▸ **WHAT TO WORK ON**
Your task is to return the data below, word for word.

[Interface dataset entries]
[Start of Attachment]
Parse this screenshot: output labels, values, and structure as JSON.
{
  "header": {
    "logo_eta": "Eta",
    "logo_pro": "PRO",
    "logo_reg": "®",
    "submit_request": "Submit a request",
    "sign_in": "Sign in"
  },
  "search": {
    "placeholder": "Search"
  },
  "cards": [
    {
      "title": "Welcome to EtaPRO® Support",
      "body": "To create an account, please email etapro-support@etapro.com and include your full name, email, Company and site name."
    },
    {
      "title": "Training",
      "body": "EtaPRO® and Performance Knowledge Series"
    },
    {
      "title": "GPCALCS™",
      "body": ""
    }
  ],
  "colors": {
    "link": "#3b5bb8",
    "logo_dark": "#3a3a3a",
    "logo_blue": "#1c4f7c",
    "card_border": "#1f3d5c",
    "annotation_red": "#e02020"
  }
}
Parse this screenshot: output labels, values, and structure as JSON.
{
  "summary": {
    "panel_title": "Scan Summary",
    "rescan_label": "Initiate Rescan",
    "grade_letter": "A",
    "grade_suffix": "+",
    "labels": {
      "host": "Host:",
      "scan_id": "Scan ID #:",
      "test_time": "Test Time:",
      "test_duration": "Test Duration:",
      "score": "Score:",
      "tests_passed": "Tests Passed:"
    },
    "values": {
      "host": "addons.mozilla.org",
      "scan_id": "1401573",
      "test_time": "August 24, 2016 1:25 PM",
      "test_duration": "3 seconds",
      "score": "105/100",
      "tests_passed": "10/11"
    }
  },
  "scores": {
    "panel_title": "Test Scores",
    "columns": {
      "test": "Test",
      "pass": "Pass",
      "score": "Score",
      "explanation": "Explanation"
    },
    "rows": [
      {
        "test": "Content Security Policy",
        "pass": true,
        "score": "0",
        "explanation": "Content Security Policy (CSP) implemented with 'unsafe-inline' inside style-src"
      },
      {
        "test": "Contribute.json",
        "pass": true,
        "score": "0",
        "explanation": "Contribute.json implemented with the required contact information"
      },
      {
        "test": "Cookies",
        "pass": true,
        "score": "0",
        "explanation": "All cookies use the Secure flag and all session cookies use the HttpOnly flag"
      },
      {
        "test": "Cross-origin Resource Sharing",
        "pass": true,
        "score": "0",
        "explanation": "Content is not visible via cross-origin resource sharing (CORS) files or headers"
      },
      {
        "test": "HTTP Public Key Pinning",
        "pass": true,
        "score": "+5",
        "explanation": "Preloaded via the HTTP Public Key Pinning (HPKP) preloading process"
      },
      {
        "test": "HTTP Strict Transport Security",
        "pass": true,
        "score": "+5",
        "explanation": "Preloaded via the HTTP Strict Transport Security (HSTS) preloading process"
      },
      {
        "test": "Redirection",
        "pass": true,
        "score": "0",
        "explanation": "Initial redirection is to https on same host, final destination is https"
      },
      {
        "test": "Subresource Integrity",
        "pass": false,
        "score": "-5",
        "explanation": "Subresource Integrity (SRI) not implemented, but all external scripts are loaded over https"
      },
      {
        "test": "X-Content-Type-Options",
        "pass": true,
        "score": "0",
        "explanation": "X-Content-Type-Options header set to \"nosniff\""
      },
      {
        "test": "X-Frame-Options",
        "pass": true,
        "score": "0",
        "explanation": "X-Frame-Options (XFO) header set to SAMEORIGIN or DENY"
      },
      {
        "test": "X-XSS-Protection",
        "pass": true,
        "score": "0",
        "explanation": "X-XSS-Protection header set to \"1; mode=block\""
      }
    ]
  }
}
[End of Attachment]
▸ **TASK SOLUTION**
Parse this screenshot: output labels, values, and structure as JSON.
{
  "header": {
    "logo_eta": "Eta",
    "logo_pro": "PRO",
    "logo_reg": "®",
    "submit_request": "Submit a request",
    "sign_in": "Sign in"
  },
  "search": {
    "placeholder": "Search"
  },
  "cards": [
    {
      "title": "Welcome to EtaPRO® Support",
      "body": "To create an account, please email etapro-support@etapro.com and include your full name, email, Company and site name."
    },
    {
      "title": "Training",
      "body": "EtaPRO® and Performance Knowledge Series"
    },
    {
      "title": "GPCALCS™",
      "body": ""
    }
  ],
  "colors": {
    "link": "#3b5bb8",
    "logo_dark": "#3a3a3a",
    "logo_blue": "#1c4f7c",
    "card_border": "#1f3d5c",
    "annotation_red": "#e02020"
  }
}
Parse this screenshot: output labels, values, and structure as JSON.
{
  "summary": {
    "panel_title": "Scan Summary",
    "rescan_label": "Initiate Rescan",
    "grade_letter": "A",
    "grade_suffix": "+",
    "labels": {
      "host": "Host:",
      "scan_id": "Scan ID #:",
      "test_time": "Test Time:",
      "test_duration": "Test Duration:",
      "score": "Score:",
      "tests_passed": "Tests Passed:"
    },
    "values": {
      "host": "addons.mozilla.org",
      "scan_id": "1401573",
      "test_time": "August 24, 2016 1:25 PM",
      "test_duration": "3 seconds",
      "score": "105/100",
      "tests_passed": "10/11"
    }
  },
  "scores": {
    "panel_title": "Test Scores",
    "columns": {
      "test": "Test",
      "pass": "Pass",
      "score": "Score",
      "explanation": "Explanation"
    },
    "rows": [
      {
        "test": "Content Security Policy",
        "pass": true,
        "score": "0",
        "explanation": "Content Security Policy (CSP) implemented with 'unsafe-inline' inside style-src"
      },
      {
        "test": "Contribute.json",
        "pass": true,
        "score": "0",
        "explanation": "Contribute.json implemented with the required contact information"
      },
      {
        "test": "Cookies",
        "pass": true,
        "score": "0",
        "explanation": "All cookies use the Secure flag and all session cookies use the HttpOnly flag"
      },
      {
        "test": "Cross-origin Resource Sharing",
        "pass": true,
        "score": "0",
        "explanation": "Content is not visible via cross-origin resource sharing (CORS) files or headers"
      },
      {
        "test": "HTTP Public Key Pinning",
        "pass": true,
        "score": "+5",
        "explanation": "Preloaded via the HTTP Public Key Pinning (HPKP) preloading process"
      },
      {
        "test": "HTTP Strict Transport Security",
        "pass": true,
        "score": "+5",
        "explanation": "Preloaded via the HTTP Strict Transport Security (HSTS) preloading process"
      },
      {
        "test": "Redirection",
        "pass": true,
        "score": "0",
        "explanation": "Initial redirection is to https on same host, final destination is https"
      },
      {
        "test": "Subresource Integrity",
        "pass": false,
        "score": "-5",
        "explanation": "Subresource Integrity (SRI) not implemented, but all external scripts are loaded over https"
      },
      {
        "test": "X-Content-Type-Options",
        "pass": true,
        "score": "0",
        "explanation": "X-Content-Type-Options header set to \"nosniff\""
      },
      {
        "test": "X-Frame-Options",
        "pass": true,
        "score": "0",
        "explanation": "X-Frame-Options (XFO) header set to SAMEORIGIN or DENY"
      },
      {
        "test": "X-XSS-Protection",
        "pass": true,
        "score": "0",
        "explanation": "X-XSS-Protection header set to \"1; mode=block\""
      }
    ]
  }
}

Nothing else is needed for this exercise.